Speaker: Cheryl Lancaster # Durham University
25th Mar 2019
15:30 - 17:00
CMB Staff Room (6th Floor)
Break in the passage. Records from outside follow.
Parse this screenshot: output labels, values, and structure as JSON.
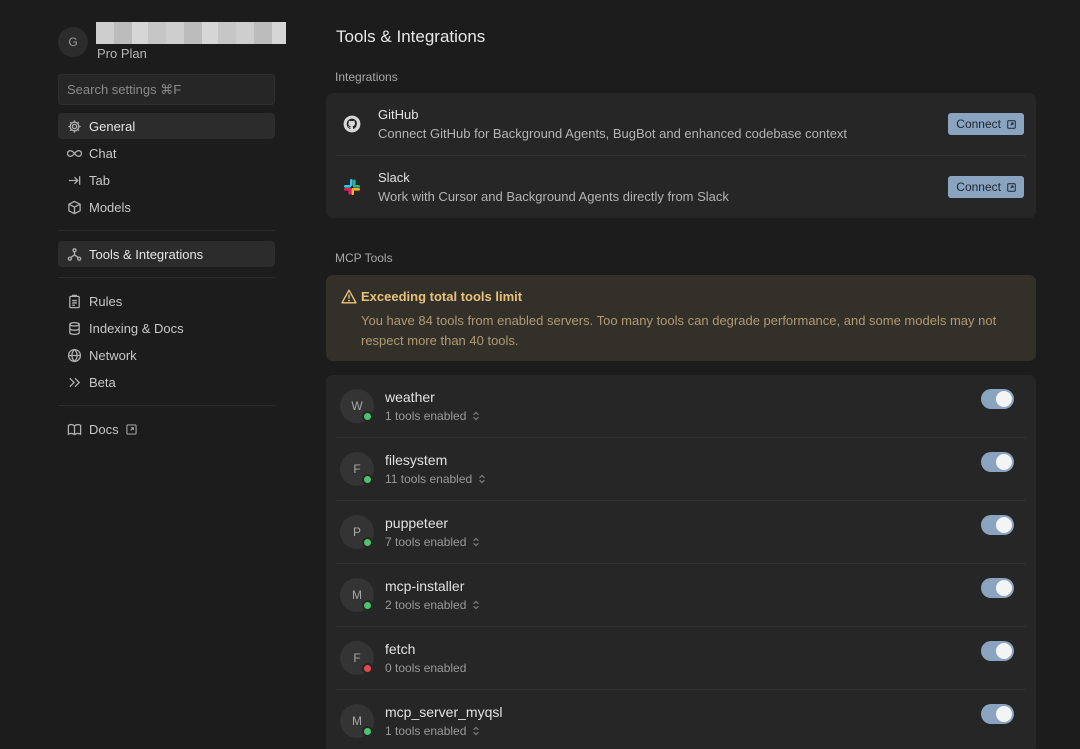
{
  "sidebar": {
    "avatar_initial": "G",
    "plan": "Pro Plan",
    "search": {
      "placeholder": "Search settings ⌘F"
    },
    "groups": [
      [
        {
          "label": "General",
          "icon": "gear-icon",
          "active": true
        },
        {
          "label": "Chat",
          "icon": "infinity-icon",
          "active": false
        },
        {
          "label": "Tab",
          "icon": "tab-arrow-icon",
          "active": false
        },
        {
          "label": "Models",
          "icon": "cube-icon",
          "active": false
        }
      ],
      [
        {
          "label": "Tools & Integrations",
          "icon": "network-nodes-icon",
          "active": true
        }
      ],
      [
        {
          "label": "Rules",
          "icon": "clipboard-icon",
          "active": false
        },
        {
          "label": "Indexing & Docs",
          "icon": "database-icon",
          "active": false
        },
        {
          "label": "Network",
          "icon": "globe-icon",
          "active": false
        },
        {
          "label": "Beta",
          "icon": "double-chevron-icon",
          "active": false
        }
      ],
      [
        {
          "label": "Docs",
          "icon": "book-icon",
          "active": false,
          "external": true
        }
      ]
    ]
  },
  "main": {
    "title": "Tools & Integrations",
    "integrations_label": "Integrations",
    "integrations": [
      {
        "name": "GitHub",
        "description": "Connect GitHub for Background Agents, BugBot and enhanced codebase context",
        "button": "Connect",
        "icon": "github-icon"
      },
      {
        "name": "Slack",
        "description": "Work with Cursor and Background Agents directly from Slack",
        "button": "Connect",
        "icon": "slack-icon"
      }
    ],
    "mcp_label": "MCP Tools",
    "warning": {
      "title": "Exceeding total tools limit",
      "body": "You have 84 tools from enabled servers. Too many tools can degrade performance, and some models may not respect more than 40 tools."
    },
    "servers": [
      {
        "initial": "W",
        "name": "weather",
        "tools": "1 tools enabled",
        "status": "ok",
        "chevron": true,
        "enabled": true
      },
      {
        "initial": "F",
        "name": "filesystem",
        "tools": "11 tools enabled",
        "status": "ok",
        "chevron": true,
        "enabled": true
      },
      {
        "initial": "P",
        "name": "puppeteer",
        "tools": "7 tools enabled",
        "status": "ok",
        "chevron": true,
        "enabled": true
      },
      {
        "initial": "M",
        "name": "mcp-installer",
        "tools": "2 tools enabled",
        "status": "ok",
        "chevron": true,
        "enabled": true
      },
      {
        "initial": "F",
        "name": "fetch",
        "tools": "0 tools enabled",
        "status": "error",
        "chevron": false,
        "enabled": true
      },
      {
        "initial": "M",
        "name": "mcp_server_myqsl",
        "tools": "1 tools enabled",
        "status": "ok",
        "chevron": true,
        "enabled": true
      }
    ]
  },
  "colors": {
    "accent": "#8aa4bf",
    "status_ok": "#4cc46b",
    "status_error": "#e5484d",
    "warning_text": "#e8c27a"
  }
}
Forty years ago, Gar Allen wrote two papers suggesting that the discipline of genetics emerged from the embryology paradigm in the early twentieth century. Although Thomas Hunt Morgan believed it useful for overall understanding to not separate development, evolution, and heredity, he found that experimentally, he needed separation. This, Allen argued, led to the distinction of genetics from an embryology paradigm. My paper adds to the discourse on this topic, by exploring the teaching of genetics in the mid-twentieth century, particularly asking whether the links between embryology and genetics remained for those learning about heredity as undergraduates. To do this, I utilise the archives of Geoffrey Beale, who taught genetics at Edinburgh from the late 1940s until the mid-1970s. Will Beale's lecture notes confirm Allen's belief about genetics becoming a separate discipline by the mid-twentieth century, or will they show that genetics and embryology remained inseparable?